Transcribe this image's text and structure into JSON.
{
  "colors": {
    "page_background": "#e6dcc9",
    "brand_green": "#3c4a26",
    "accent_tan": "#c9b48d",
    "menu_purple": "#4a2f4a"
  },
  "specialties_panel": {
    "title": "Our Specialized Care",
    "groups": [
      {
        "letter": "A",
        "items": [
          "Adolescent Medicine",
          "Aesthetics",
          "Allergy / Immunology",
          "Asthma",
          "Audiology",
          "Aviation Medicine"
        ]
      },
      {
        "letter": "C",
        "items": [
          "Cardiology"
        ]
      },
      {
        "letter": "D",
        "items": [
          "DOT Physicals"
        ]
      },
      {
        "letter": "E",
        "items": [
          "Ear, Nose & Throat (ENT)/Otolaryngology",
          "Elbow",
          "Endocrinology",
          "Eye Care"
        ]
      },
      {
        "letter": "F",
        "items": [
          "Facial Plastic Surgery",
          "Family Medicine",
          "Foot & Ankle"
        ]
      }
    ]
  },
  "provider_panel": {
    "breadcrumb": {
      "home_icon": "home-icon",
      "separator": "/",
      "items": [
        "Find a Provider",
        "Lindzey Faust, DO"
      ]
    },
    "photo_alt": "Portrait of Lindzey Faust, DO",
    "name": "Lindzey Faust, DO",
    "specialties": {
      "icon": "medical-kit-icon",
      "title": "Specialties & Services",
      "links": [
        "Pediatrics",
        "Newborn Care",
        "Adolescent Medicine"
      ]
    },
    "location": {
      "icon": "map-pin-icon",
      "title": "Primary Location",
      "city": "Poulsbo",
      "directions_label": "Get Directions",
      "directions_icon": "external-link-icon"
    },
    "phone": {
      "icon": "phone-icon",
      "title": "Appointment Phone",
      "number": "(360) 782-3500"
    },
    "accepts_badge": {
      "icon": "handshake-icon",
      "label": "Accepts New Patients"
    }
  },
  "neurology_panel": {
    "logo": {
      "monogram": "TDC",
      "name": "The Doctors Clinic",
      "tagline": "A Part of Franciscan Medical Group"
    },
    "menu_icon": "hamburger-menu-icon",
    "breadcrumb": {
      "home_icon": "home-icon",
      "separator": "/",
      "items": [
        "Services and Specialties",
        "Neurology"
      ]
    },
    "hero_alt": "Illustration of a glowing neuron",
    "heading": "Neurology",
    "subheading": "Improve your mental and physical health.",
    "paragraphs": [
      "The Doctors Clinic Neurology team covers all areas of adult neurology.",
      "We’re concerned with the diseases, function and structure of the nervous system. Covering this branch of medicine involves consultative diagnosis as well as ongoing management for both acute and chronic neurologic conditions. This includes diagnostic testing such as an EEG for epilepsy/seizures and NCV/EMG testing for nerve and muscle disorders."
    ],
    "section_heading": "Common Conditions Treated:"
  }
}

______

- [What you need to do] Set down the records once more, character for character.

- [Solution to this problem]
Transcribe this image's text and structure into JSON.
{
  "colors": {
    "page_background": "#e6dcc9",
    "brand_green": "#3c4a26",
    "accent_tan": "#c9b48d",
    "menu_purple": "#4a2f4a"
  },
  "specialties_panel": {
    "title": "Our Specialized Care",
    "groups": [
      {
        "letter": "A",
        "items": [
          "Adolescent Medicine",
          "Aesthetics",
          "Allergy / Immunology",
          "Asthma",
          "Audiology",
          "Aviation Medicine"
        ]
      },
      {
        "letter": "C",
        "items": [
          "Cardiology"
        ]
      },
      {
        "letter": "D",
        "items": [
          "DOT Physicals"
        ]
      },
      {
        "letter": "E",
        "items": [
          "Ear, Nose & Throat (ENT)/Otolaryngology",
          "Elbow",
          "Endocrinology",
          "Eye Care"
        ]
      },
      {
        "letter": "F",
        "items": [
          "Facial Plastic Surgery",
          "Family Medicine",
          "Foot & Ankle"
        ]
      }
    ]
  },
  "provider_panel": {
    "breadcrumb": {
      "home_icon": "home-icon",
      "separator": "/",
      "items": [
        "Find a Provider",
        "Lindzey Faust, DO"
      ]
    },
    "photo_alt": "Portrait of Lindzey Faust, DO",
    "name": "Lindzey Faust, DO",
    "specialties": {
      "icon": "medical-kit-icon",
      "title": "Specialties & Services",
      "links": [
        "Pediatrics",
        "Newborn Care",
        "Adolescent Medicine"
      ]
    },
    "location": {
      "icon": "map-pin-icon",
      "title": "Primary Location",
      "city": "Poulsbo",
      "directions_label": "Get Directions",
      "directions_icon": "external-link-icon"
    },
    "phone": {
      "icon": "phone-icon",
      "title": "Appointment Phone",
      "number": "(360) 782-3500"
    },
    "accepts_badge": {
      "icon": "handshake-icon",
      "label": "Accepts New Patients"
    }
  },
  "neurology_panel": {
    "logo": {
      "monogram": "TDC",
      "name": "The Doctors Clinic",
      "tagline": "A Part of Franciscan Medical Group"
    },
    "menu_icon": "hamburger-menu-icon",
    "breadcrumb": {
      "home_icon": "home-icon",
      "separator": "/",
      "items": [
        "Services and Specialties",
        "Neurology"
      ]
    },
    "hero_alt": "Illustration of a glowing neuron",
    "heading": "Neurology",
    "subheading": "Improve your mental and physical health.",
    "paragraphs": [
      "The Doctors Clinic Neurology team covers all areas of adult neurology.",
      "We’re concerned with the diseases, function and structure of the nervous system. Covering this branch of medicine involves consultative diagnosis as well as ongoing management for both acute and chronic neurologic conditions. This includes diagnostic testing such as an EEG for epilepsy/seizures and NCV/EMG testing for nerve and muscle disorders."
    ],
    "section_heading": "Common Conditions Treated:"
  }
}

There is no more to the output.